For businesses interested in accepting credit cards as a form of payment from customers, knowing the different types of merchant accounts available is important. Although the primary difference between the accounts is how you accept the credit card information, there are other aspects that are different as well. Below is a discussion of the three types of merchant accounts available.
This type of merchant account is most likely to be held by the owner of a brick and mortar operation, such as a restaurant or hotel. If you need to present your card so the cashier, waitress, or clerk can swipe it or if you can swipe it yourself, you are doing business with a company that has a retail merchant account. As part of that account, retailers must process at least 70% (although some companies set higher percentages) of their transactions via swiping. The reason for this rule is that merchant account holders generally receive the lowest transaction fee rates. Swiping is also the best way to minimize errors and errors can cost both the credit card processor and the retailer more money.
Most retail account holders must also purchase or lease the equipment for swiping and processing the credit card information.
Mail Order/Telephone Order
Known by the shortened acronym MOTO, these accounts are probably becoming one of the least commonly used today because fewer orders are being placed via phone or snail mail. However, these accounts can still be useful, especially for utility companies that accept credit card payments for bills.
Unfortunately for MOTO account holders, the transaction fees on these accounts are higher than with retail accounts. Processing these transactions can also be a bit more time consuming because the information has to be manually entered via a terminal installed on a personal computer or a virtual terminal that is operated through the Internet.
Until recently, most Internet business owners were had to choose the MOTO merchant accounts because these were the only other option available. Now many credit card processing companies are offering an Internet-specific merchant account. Unfortunately, these accounts also require the payment of higher transaction fees than retail accounts but their payment systems are more appropriate for the types of transactions online stores handle. For example, most transactions are either processed through a virtual terminal or through a shopping cart application. Most of these accounts are also going to come with more security features to protect the transfer of sensitive data.
The Bottom Line
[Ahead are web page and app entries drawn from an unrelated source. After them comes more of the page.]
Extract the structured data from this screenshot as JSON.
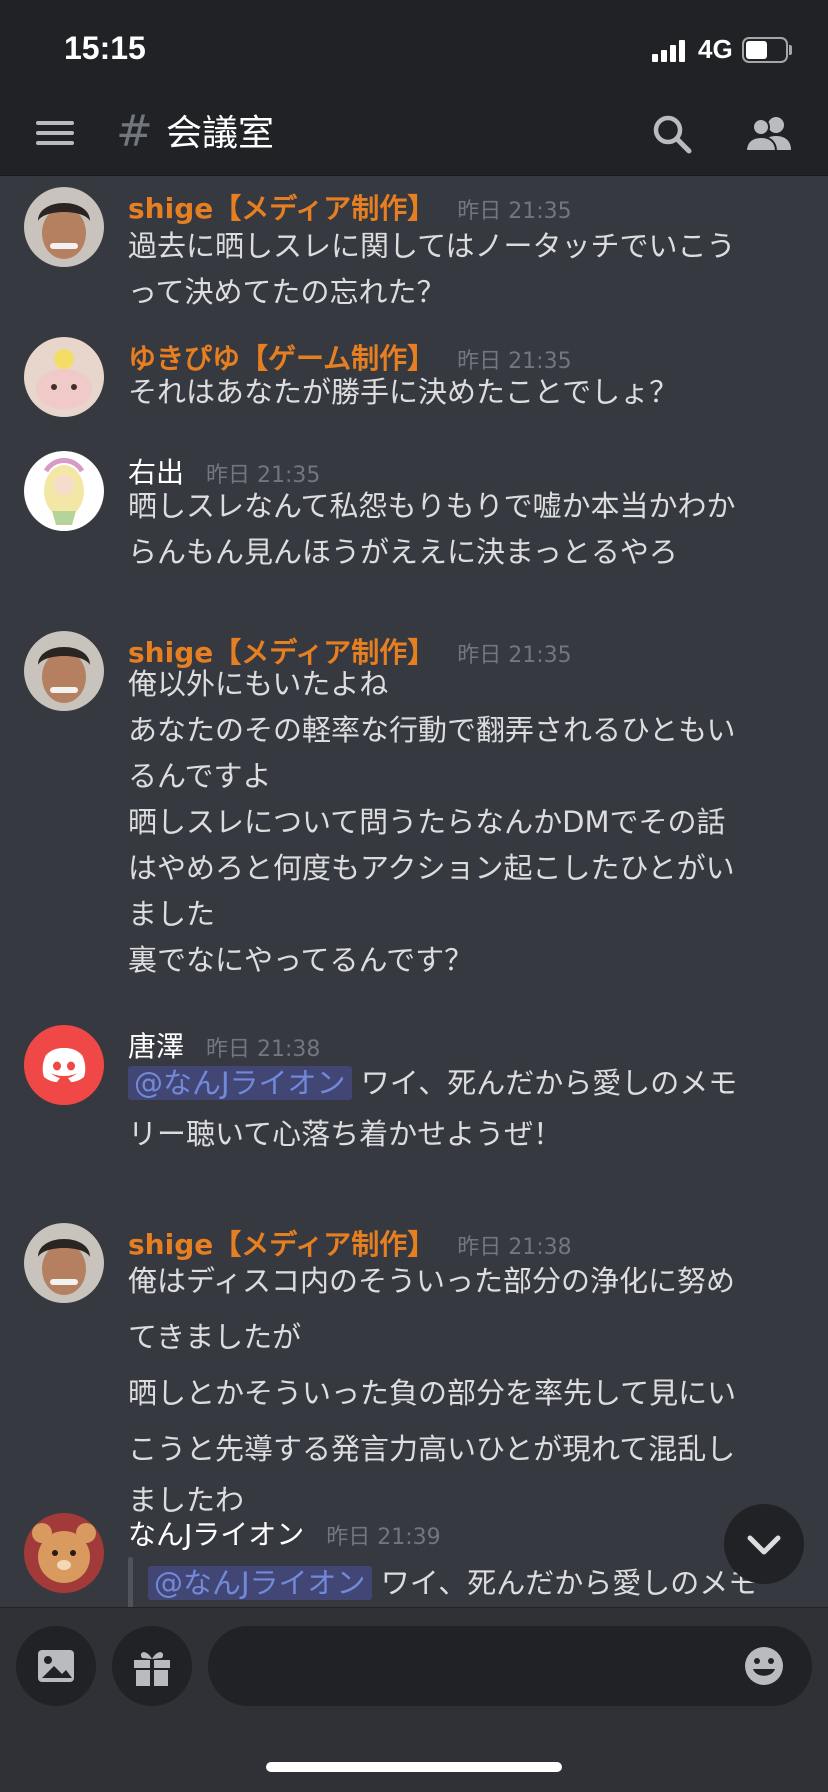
{
  "status_bar": {
    "time": "15:15",
    "network": "4G",
    "battery_level": 0.55
  },
  "header": {
    "channel_hash": "#",
    "channel_name": "会議室",
    "menu_icon": "hamburger-icon",
    "search_icon": "search-icon",
    "members_icon": "members-icon"
  },
  "colors": {
    "background": "#36393f",
    "header": "#202225",
    "role_orange": "#e67e22",
    "mention_bg": "#414675",
    "mention_text": "#7289da",
    "timestamp": "#72767d"
  },
  "messages": [
    {
      "author": "shige【メディア制作】",
      "time": "昨日 21:35",
      "lines": [
        "過去に晒しスレに関してはノータッチでいこう",
        "って決めてたの忘れた？"
      ]
    },
    {
      "author": "ゆきぴゆ【ゲーム制作】",
      "time": "昨日 21:35",
      "lines": [
        "それはあなたが勝手に決めたことでしょ？"
      ]
    },
    {
      "author": "右出",
      "time": "昨日 21:35",
      "lines": [
        "晒しスレなんて私怨もりもりで嘘か本当かわか",
        "らんもん見んほうがええに決まっとるやろ"
      ]
    },
    {
      "author": "shige【メディア制作】",
      "time": "昨日 21:35",
      "lines": [
        "俺以外にもいたよね",
        "あなたのその軽率な行動で翻弄されるひともい",
        "るんですよ",
        "晒しスレについて問うたらなんかDMでその話",
        "はやめろと何度もアクション起こしたひとがい",
        "ました",
        "裏でなにやってるんです？"
      ]
    },
    {
      "author": "唐澤",
      "time": "昨日 21:38",
      "mention": "@なんJライオン",
      "lines": [
        "ワイ、死んだから愛しのメモ",
        "リー聴いて心落ち着かせようぜ！"
      ]
    },
    {
      "author": "shige【メディア制作】",
      "time": "昨日 21:38",
      "lines": [
        "俺はディスコ内のそういった部分の浄化に努め",
        "てきましたが",
        "晒しとかそういった負の部分を率先して見にい",
        "こうと先導する発言力高いひとが現れて混乱し",
        "ましたわ"
      ]
    },
    {
      "author": "なんJライオン",
      "time": "昨日 21:39",
      "mention": "@なんJライオン",
      "lines": [
        "ワイ、死んだから愛しのメモ"
      ]
    }
  ],
  "composer": {
    "image_icon": "image-icon",
    "gift_icon": "gift-icon",
    "emoji_icon": "emoji-icon"
  },
  "scroll_button_icon": "chevron-down-icon"
}
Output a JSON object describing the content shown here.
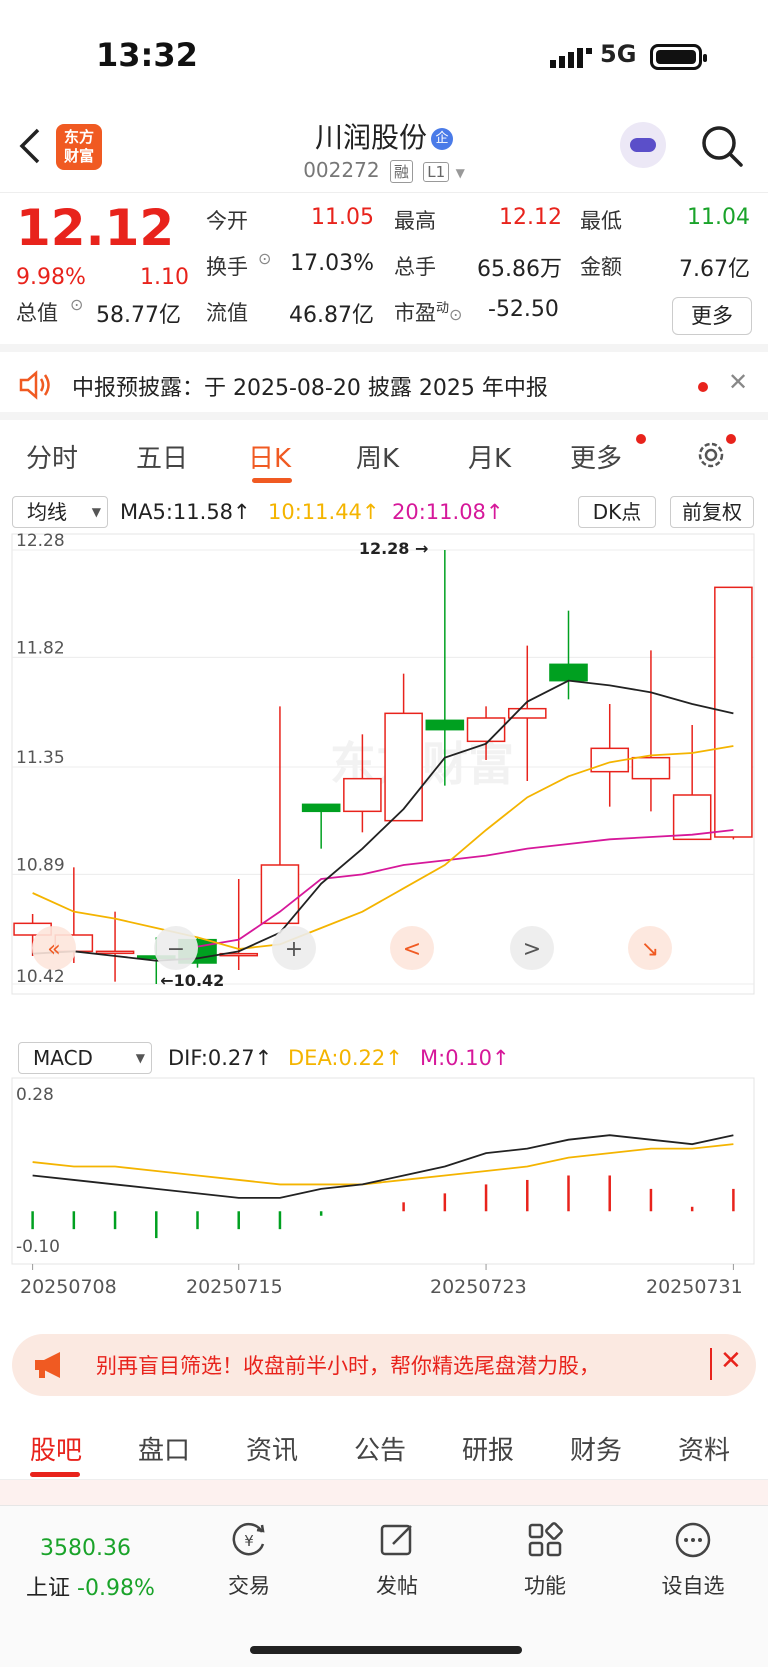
{
  "status": {
    "time": "13:32",
    "network": "5G"
  },
  "header": {
    "logo_line1": "东方",
    "logo_line2": "财富",
    "stock_name": "川润股份",
    "qi_badge": "企",
    "stock_code": "002272",
    "tag_rong": "融",
    "tag_level": "L1"
  },
  "quote": {
    "price": "12.12",
    "change_pct": "9.98%",
    "change": "1.10",
    "open_label": "今开",
    "open": "11.05",
    "high_label": "最高",
    "high": "12.12",
    "low_label": "最低",
    "low": "11.04",
    "turnover_label": "换手",
    "turnover": "17.03%",
    "volume_label": "总手",
    "volume": "65.86万",
    "amount_label": "金额",
    "amount": "7.67亿",
    "mktcap_label": "总值",
    "mktcap": "58.77亿",
    "float_label": "流值",
    "float": "46.87亿",
    "pe_label": "市盈",
    "pe_sup": "动",
    "pe": "-52.50",
    "more": "更多"
  },
  "notice": {
    "text": "中报预披露：于 2025-08-20 披露 2025 年中报"
  },
  "tabs": [
    "分时",
    "五日",
    "日K",
    "周K",
    "月K",
    "更多"
  ],
  "active_tab": "日K",
  "chart_controls": {
    "indicator": "均线",
    "ma5": "MA5:11.58↑",
    "ma10": "10:11.44↑",
    "ma20": "20:11.08↑",
    "dk": "DK点",
    "adjust": "前复权"
  },
  "chart_data": [
    {
      "type": "candlestick",
      "dates": [
        "20250708",
        "20250709",
        "20250710",
        "20250711",
        "20250714",
        "20250715",
        "20250716",
        "20250717",
        "20250718",
        "20250721",
        "20250722",
        "20250723",
        "20250724",
        "20250725",
        "20250728",
        "20250729",
        "20250730",
        "20250731"
      ],
      "open": [
        10.63,
        10.56,
        10.56,
        10.54,
        10.61,
        10.55,
        10.68,
        11.19,
        11.16,
        11.12,
        11.55,
        11.46,
        11.56,
        11.79,
        11.33,
        11.3,
        11.04,
        11.05
      ],
      "close": [
        10.68,
        10.63,
        10.56,
        10.53,
        10.51,
        10.55,
        10.93,
        11.16,
        11.3,
        11.58,
        11.51,
        11.56,
        11.6,
        11.72,
        11.43,
        11.39,
        11.23,
        12.12
      ],
      "high": [
        10.72,
        10.92,
        10.73,
        10.62,
        10.62,
        10.87,
        11.61,
        11.19,
        11.49,
        11.75,
        12.28,
        11.61,
        11.87,
        12.02,
        11.62,
        11.85,
        11.53,
        12.12
      ],
      "low": [
        10.54,
        10.51,
        10.43,
        10.42,
        10.49,
        10.48,
        10.71,
        11.0,
        11.07,
        11.25,
        11.27,
        11.38,
        11.29,
        11.64,
        11.18,
        11.16,
        11.04,
        11.04
      ],
      "ma5": [
        10.55,
        10.56,
        10.54,
        10.52,
        10.53,
        10.56,
        10.64,
        10.85,
        11.0,
        11.17,
        11.39,
        11.45,
        11.63,
        11.72,
        11.7,
        11.67,
        11.62,
        11.58
      ],
      "ma10": [
        10.81,
        10.73,
        10.7,
        10.66,
        10.62,
        10.57,
        10.59,
        10.66,
        10.73,
        10.83,
        10.93,
        11.08,
        11.22,
        11.31,
        11.37,
        11.4,
        11.41,
        11.44
      ],
      "ma20": [
        null,
        null,
        null,
        null,
        10.58,
        10.61,
        10.73,
        10.87,
        10.89,
        10.93,
        10.95,
        10.97,
        11.0,
        11.02,
        11.04,
        11.05,
        11.06,
        11.08
      ],
      "ylabels": [
        "12.28",
        "11.82",
        "11.35",
        "10.89",
        "10.42"
      ],
      "ylim": [
        10.42,
        12.28
      ],
      "annotations": {
        "max": "12.28",
        "min": "10.42"
      }
    },
    {
      "type": "bar",
      "title": "MACD",
      "dif_label": "DIF:0.27↑",
      "dea_label": "DEA:0.22↑",
      "m_label": "M:0.10↑",
      "ylabels": [
        "0.28",
        "-0.10"
      ],
      "ylim": [
        -0.1,
        0.28
      ],
      "dif": [
        0.08,
        0.07,
        0.06,
        0.05,
        0.04,
        0.03,
        0.03,
        0.05,
        0.06,
        0.08,
        0.1,
        0.13,
        0.14,
        0.16,
        0.17,
        0.16,
        0.15,
        0.17
      ],
      "dea": [
        0.11,
        0.1,
        0.1,
        0.09,
        0.08,
        0.07,
        0.06,
        0.06,
        0.06,
        0.07,
        0.08,
        0.09,
        0.1,
        0.12,
        0.13,
        0.14,
        0.14,
        0.15
      ],
      "macd": [
        -0.04,
        -0.04,
        -0.04,
        -0.06,
        -0.04,
        -0.04,
        -0.04,
        -0.01,
        0.0,
        0.02,
        0.04,
        0.06,
        0.07,
        0.08,
        0.08,
        0.05,
        0.01,
        0.05
      ]
    }
  ],
  "date_labels": [
    "20250708",
    "20250715",
    "20250723",
    "20250731"
  ],
  "chart_buttons": [
    "«",
    "−",
    "+",
    "<",
    ">",
    "↘"
  ],
  "promo": {
    "text": "别再盲目筛选！收盘前半小时，帮你精选尾盘潜力股，"
  },
  "subtabs": [
    "股吧",
    "盘口",
    "资讯",
    "公告",
    "研报",
    "财务",
    "资料"
  ],
  "bottom": {
    "index_value": "3580.36",
    "index_name": "上证",
    "index_change": "-0.98%",
    "items": [
      "交易",
      "发帖",
      "功能",
      "设自选"
    ]
  },
  "colors": {
    "up": "#e8231c",
    "down": "#00a020",
    "ma5": "#222222",
    "ma10": "#f4b400",
    "ma20": "#d6189a",
    "accent": "#f05a22"
  }
}
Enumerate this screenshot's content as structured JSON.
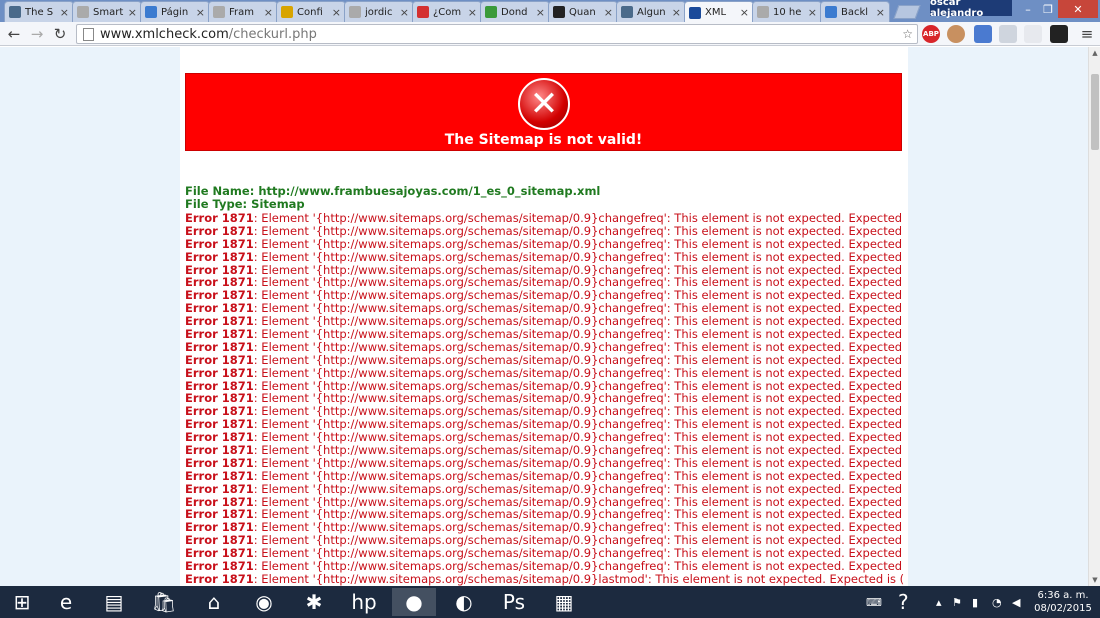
{
  "browser": {
    "tabs": [
      {
        "label": "The S",
        "color": "#4a6a8a"
      },
      {
        "label": "Smart",
        "color": "#aaaaaa"
      },
      {
        "label": "Págin",
        "color": "#3b7bd0"
      },
      {
        "label": "Fram",
        "color": "#aaaaaa"
      },
      {
        "label": "Confi",
        "color": "#d8a400"
      },
      {
        "label": "jordic",
        "color": "#aaaaaa"
      },
      {
        "label": "¿Com",
        "color": "#d43030"
      },
      {
        "label": "Dond",
        "color": "#3a9a3a"
      },
      {
        "label": "Quan",
        "color": "#222222"
      },
      {
        "label": "Algun",
        "color": "#4a6a8a"
      },
      {
        "label": "XML",
        "color": "#1a4a9a"
      },
      {
        "label": "10 he",
        "color": "#aaaaaa"
      },
      {
        "label": "Backl",
        "color": "#3b7bd0"
      }
    ],
    "active_tab": 10,
    "profile_name": "oscar alejandro",
    "window_controls": {
      "minimize": "–",
      "maximize": "❐",
      "close": "✕"
    },
    "nav": {
      "back": "←",
      "forward": "→",
      "reload": "↻"
    },
    "url_host": "www.xmlcheck.com",
    "url_path": "/checkurl.php",
    "extensions": [
      "ABP"
    ]
  },
  "page": {
    "banner_title": "The Sitemap is not valid!",
    "file_name_label": "File Name:",
    "file_name_value": "http://www.frambuesajoyas.com/1_es_0_sitemap.xml",
    "file_type_label": "File Type:",
    "file_type_value": "Sitemap",
    "errors": [
      {
        "code": "Error 1871",
        "message": ": Element '{http://www.sitemaps.org/schemas/sitemap/0.9}changefreq': This element is not expected. Expected is ( ##"
      },
      {
        "code": "Error 1871",
        "message": ": Element '{http://www.sitemaps.org/schemas/sitemap/0.9}changefreq': This element is not expected. Expected is ( ##"
      },
      {
        "code": "Error 1871",
        "message": ": Element '{http://www.sitemaps.org/schemas/sitemap/0.9}changefreq': This element is not expected. Expected is ( ##"
      },
      {
        "code": "Error 1871",
        "message": ": Element '{http://www.sitemaps.org/schemas/sitemap/0.9}changefreq': This element is not expected. Expected is ( ##"
      },
      {
        "code": "Error 1871",
        "message": ": Element '{http://www.sitemaps.org/schemas/sitemap/0.9}changefreq': This element is not expected. Expected is ( ##"
      },
      {
        "code": "Error 1871",
        "message": ": Element '{http://www.sitemaps.org/schemas/sitemap/0.9}changefreq': This element is not expected. Expected is ( ##"
      },
      {
        "code": "Error 1871",
        "message": ": Element '{http://www.sitemaps.org/schemas/sitemap/0.9}changefreq': This element is not expected. Expected is ( ##"
      },
      {
        "code": "Error 1871",
        "message": ": Element '{http://www.sitemaps.org/schemas/sitemap/0.9}changefreq': This element is not expected. Expected is ( ##"
      },
      {
        "code": "Error 1871",
        "message": ": Element '{http://www.sitemaps.org/schemas/sitemap/0.9}changefreq': This element is not expected. Expected is ( ##"
      },
      {
        "code": "Error 1871",
        "message": ": Element '{http://www.sitemaps.org/schemas/sitemap/0.9}changefreq': This element is not expected. Expected is ( ##"
      },
      {
        "code": "Error 1871",
        "message": ": Element '{http://www.sitemaps.org/schemas/sitemap/0.9}changefreq': This element is not expected. Expected is ( ##"
      },
      {
        "code": "Error 1871",
        "message": ": Element '{http://www.sitemaps.org/schemas/sitemap/0.9}changefreq': This element is not expected. Expected is ( ##"
      },
      {
        "code": "Error 1871",
        "message": ": Element '{http://www.sitemaps.org/schemas/sitemap/0.9}changefreq': This element is not expected. Expected is ( ##"
      },
      {
        "code": "Error 1871",
        "message": ": Element '{http://www.sitemaps.org/schemas/sitemap/0.9}changefreq': This element is not expected. Expected is ( ##"
      },
      {
        "code": "Error 1871",
        "message": ": Element '{http://www.sitemaps.org/schemas/sitemap/0.9}changefreq': This element is not expected. Expected is ( ##"
      },
      {
        "code": "Error 1871",
        "message": ": Element '{http://www.sitemaps.org/schemas/sitemap/0.9}changefreq': This element is not expected. Expected is ( ##"
      },
      {
        "code": "Error 1871",
        "message": ": Element '{http://www.sitemaps.org/schemas/sitemap/0.9}changefreq': This element is not expected. Expected is ( ##"
      },
      {
        "code": "Error 1871",
        "message": ": Element '{http://www.sitemaps.org/schemas/sitemap/0.9}changefreq': This element is not expected. Expected is ( ##"
      },
      {
        "code": "Error 1871",
        "message": ": Element '{http://www.sitemaps.org/schemas/sitemap/0.9}changefreq': This element is not expected. Expected is ( ##"
      },
      {
        "code": "Error 1871",
        "message": ": Element '{http://www.sitemaps.org/schemas/sitemap/0.9}changefreq': This element is not expected. Expected is ( ##"
      },
      {
        "code": "Error 1871",
        "message": ": Element '{http://www.sitemaps.org/schemas/sitemap/0.9}changefreq': This element is not expected. Expected is ( ##"
      },
      {
        "code": "Error 1871",
        "message": ": Element '{http://www.sitemaps.org/schemas/sitemap/0.9}changefreq': This element is not expected. Expected is ( ##"
      },
      {
        "code": "Error 1871",
        "message": ": Element '{http://www.sitemaps.org/schemas/sitemap/0.9}changefreq': This element is not expected. Expected is ( ##"
      },
      {
        "code": "Error 1871",
        "message": ": Element '{http://www.sitemaps.org/schemas/sitemap/0.9}changefreq': This element is not expected. Expected is ( ##"
      },
      {
        "code": "Error 1871",
        "message": ": Element '{http://www.sitemaps.org/schemas/sitemap/0.9}changefreq': This element is not expected. Expected is ( ##"
      },
      {
        "code": "Error 1871",
        "message": ": Element '{http://www.sitemaps.org/schemas/sitemap/0.9}changefreq': This element is not expected. Expected is ( ##"
      },
      {
        "code": "Error 1871",
        "message": ": Element '{http://www.sitemaps.org/schemas/sitemap/0.9}changefreq': This element is not expected. Expected is ( ##"
      },
      {
        "code": "Error 1871",
        "message": ": Element '{http://www.sitemaps.org/schemas/sitemap/0.9}changefreq': This element is not expected. Expected is ( ##"
      },
      {
        "code": "Error 1871",
        "message": ": Element '{http://www.sitemaps.org/schemas/sitemap/0.9}lastmod': This element is not expected. Expected is ( ##oth"
      }
    ],
    "colors": {
      "banner": "#ff0000",
      "info_text": "#207a20",
      "error_text": "#c8101a",
      "background": "#eaf3fb"
    }
  },
  "taskbar": {
    "apps": [
      {
        "name": "start-button",
        "glyph": "⊞"
      },
      {
        "name": "internet-explorer",
        "glyph": "e"
      },
      {
        "name": "file-explorer",
        "glyph": "▤"
      },
      {
        "name": "store",
        "glyph": "🛍"
      },
      {
        "name": "home",
        "glyph": "⌂"
      },
      {
        "name": "webcam",
        "glyph": "◉"
      },
      {
        "name": "paint-app",
        "glyph": "✱"
      },
      {
        "name": "hp",
        "glyph": "hp"
      },
      {
        "name": "chrome",
        "glyph": "●"
      },
      {
        "name": "firefox",
        "glyph": "◐"
      },
      {
        "name": "photoshop",
        "glyph": "Ps"
      },
      {
        "name": "paint",
        "glyph": "▦"
      }
    ],
    "active_app": 8,
    "clock_time": "6:36 a. m.",
    "clock_date": "08/02/2015"
  }
}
Unless you do all of your business exclusively through the Internet, you may want to consider opening multiple merchant accounts so that you can provide more options to your customers. For example, if you sell a product via the Internet you might want both an Internet and a MOTO account so that you can work with customers who are nervous about transmitting their account information through the web site.